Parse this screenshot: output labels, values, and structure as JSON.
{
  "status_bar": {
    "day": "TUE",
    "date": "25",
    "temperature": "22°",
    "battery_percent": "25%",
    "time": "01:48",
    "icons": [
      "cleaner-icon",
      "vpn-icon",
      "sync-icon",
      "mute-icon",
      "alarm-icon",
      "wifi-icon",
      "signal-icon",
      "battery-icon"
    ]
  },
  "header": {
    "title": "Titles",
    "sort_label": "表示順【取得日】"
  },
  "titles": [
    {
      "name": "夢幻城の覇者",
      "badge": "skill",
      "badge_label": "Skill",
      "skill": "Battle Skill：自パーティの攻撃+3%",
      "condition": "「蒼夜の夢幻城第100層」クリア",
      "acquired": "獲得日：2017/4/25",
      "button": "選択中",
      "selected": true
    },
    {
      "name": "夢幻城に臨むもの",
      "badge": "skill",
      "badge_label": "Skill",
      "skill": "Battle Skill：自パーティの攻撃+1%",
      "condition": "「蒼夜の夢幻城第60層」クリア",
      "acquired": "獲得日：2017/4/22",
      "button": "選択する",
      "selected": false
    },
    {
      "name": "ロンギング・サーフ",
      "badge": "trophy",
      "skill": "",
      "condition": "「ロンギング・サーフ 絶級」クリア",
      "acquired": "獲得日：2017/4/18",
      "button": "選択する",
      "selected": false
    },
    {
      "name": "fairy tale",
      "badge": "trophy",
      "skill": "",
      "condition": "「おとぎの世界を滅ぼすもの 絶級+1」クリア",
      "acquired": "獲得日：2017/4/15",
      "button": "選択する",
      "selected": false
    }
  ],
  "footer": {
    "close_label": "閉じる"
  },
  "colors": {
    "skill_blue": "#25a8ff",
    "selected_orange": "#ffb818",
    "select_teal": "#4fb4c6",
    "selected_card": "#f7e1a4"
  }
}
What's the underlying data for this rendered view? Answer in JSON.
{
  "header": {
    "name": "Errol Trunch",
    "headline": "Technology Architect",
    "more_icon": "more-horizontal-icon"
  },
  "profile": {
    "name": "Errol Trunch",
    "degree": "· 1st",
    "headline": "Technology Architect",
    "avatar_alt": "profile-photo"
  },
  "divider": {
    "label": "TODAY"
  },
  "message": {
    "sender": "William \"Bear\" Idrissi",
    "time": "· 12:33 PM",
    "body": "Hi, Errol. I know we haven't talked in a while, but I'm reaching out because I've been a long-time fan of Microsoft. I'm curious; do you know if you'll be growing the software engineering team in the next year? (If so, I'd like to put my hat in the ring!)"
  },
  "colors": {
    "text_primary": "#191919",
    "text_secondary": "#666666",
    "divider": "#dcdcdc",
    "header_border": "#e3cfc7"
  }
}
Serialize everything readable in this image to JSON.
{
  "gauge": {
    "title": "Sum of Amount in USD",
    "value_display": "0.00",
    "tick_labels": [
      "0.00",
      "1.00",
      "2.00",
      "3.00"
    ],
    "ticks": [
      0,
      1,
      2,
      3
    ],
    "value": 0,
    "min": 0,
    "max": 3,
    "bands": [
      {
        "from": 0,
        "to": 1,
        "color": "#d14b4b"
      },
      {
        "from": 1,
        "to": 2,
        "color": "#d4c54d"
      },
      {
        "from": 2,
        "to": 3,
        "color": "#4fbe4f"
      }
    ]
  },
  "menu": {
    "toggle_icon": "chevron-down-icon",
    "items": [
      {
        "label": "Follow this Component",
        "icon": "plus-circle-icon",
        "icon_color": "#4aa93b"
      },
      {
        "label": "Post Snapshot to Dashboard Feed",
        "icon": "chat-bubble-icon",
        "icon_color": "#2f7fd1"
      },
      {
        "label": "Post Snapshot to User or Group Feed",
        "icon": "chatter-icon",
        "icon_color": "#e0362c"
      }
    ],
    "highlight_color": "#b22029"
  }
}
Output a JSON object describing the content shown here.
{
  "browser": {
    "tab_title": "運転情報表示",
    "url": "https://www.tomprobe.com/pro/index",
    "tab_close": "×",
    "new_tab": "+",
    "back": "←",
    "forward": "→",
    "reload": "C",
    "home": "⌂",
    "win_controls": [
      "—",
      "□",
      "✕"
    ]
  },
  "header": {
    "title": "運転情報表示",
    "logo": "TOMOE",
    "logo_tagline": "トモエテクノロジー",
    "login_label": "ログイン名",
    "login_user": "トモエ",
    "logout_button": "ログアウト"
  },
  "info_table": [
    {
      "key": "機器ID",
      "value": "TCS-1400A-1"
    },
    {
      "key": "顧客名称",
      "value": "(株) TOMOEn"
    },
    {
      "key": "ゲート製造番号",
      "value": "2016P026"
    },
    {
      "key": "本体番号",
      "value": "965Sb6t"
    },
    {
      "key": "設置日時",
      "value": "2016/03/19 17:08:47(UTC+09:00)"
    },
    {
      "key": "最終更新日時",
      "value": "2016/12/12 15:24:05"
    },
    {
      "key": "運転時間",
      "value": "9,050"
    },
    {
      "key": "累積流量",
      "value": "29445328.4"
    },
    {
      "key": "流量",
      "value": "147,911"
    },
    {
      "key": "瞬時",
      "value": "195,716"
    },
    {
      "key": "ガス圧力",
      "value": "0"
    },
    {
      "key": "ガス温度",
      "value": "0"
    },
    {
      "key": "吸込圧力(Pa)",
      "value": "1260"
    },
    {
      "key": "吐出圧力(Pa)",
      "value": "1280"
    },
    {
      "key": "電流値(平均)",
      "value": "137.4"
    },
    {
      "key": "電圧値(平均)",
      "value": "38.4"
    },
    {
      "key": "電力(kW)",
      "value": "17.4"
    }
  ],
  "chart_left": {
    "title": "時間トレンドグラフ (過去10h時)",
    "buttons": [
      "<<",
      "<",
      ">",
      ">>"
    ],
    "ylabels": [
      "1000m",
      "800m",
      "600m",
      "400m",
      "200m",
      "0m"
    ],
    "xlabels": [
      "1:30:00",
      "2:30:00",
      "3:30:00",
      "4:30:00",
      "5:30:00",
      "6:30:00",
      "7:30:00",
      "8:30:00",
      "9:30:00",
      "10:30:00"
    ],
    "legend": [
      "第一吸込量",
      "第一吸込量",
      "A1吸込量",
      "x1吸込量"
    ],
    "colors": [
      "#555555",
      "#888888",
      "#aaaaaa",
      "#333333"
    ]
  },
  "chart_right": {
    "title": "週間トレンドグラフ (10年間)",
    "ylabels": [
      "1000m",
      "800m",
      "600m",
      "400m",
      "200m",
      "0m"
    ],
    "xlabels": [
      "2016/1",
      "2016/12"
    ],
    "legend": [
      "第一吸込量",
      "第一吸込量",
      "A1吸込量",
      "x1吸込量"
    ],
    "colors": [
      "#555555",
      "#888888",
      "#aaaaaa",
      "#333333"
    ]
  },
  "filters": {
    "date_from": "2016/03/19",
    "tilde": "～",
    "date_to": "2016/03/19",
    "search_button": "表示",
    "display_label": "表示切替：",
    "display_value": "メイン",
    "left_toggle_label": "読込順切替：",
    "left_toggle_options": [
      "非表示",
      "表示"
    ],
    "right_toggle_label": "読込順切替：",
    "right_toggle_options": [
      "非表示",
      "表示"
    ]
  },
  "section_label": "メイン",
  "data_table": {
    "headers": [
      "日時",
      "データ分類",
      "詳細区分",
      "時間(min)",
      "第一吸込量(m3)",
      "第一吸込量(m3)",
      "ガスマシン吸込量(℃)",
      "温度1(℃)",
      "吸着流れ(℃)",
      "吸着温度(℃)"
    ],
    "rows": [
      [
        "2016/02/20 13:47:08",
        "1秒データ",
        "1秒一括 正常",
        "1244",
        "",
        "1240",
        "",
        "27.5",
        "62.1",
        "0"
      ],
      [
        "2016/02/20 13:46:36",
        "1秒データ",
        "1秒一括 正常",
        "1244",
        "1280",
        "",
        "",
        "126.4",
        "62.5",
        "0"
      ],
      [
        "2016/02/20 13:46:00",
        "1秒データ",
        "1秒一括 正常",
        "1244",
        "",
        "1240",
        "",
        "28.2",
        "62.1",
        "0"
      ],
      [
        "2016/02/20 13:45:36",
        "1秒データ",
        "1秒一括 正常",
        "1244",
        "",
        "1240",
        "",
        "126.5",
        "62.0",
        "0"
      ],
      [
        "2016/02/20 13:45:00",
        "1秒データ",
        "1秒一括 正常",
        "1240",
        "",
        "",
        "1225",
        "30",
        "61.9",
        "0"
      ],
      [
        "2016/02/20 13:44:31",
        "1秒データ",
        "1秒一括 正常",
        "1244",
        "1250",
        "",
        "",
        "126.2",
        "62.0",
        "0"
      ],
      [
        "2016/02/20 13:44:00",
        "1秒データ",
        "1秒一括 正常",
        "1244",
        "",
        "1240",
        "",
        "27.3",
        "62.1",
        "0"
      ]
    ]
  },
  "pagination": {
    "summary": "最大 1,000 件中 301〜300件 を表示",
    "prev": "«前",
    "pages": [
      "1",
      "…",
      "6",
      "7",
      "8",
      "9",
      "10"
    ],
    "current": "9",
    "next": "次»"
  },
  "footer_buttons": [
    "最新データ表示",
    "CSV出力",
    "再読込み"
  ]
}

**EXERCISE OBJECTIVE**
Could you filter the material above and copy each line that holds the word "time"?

**RESULT OF THE TASK**
    "time": "01:48",
    "time": "· 12:33 PM",
    "body": "Hi, Errol. I know we haven't talked in a while, but I'm reaching out because I've been a long-time fan of Microsoft. I'm curious; do you know if you'll be growing the software engineering team in the next year? (If so, I'd like to put my hat in the ring!)"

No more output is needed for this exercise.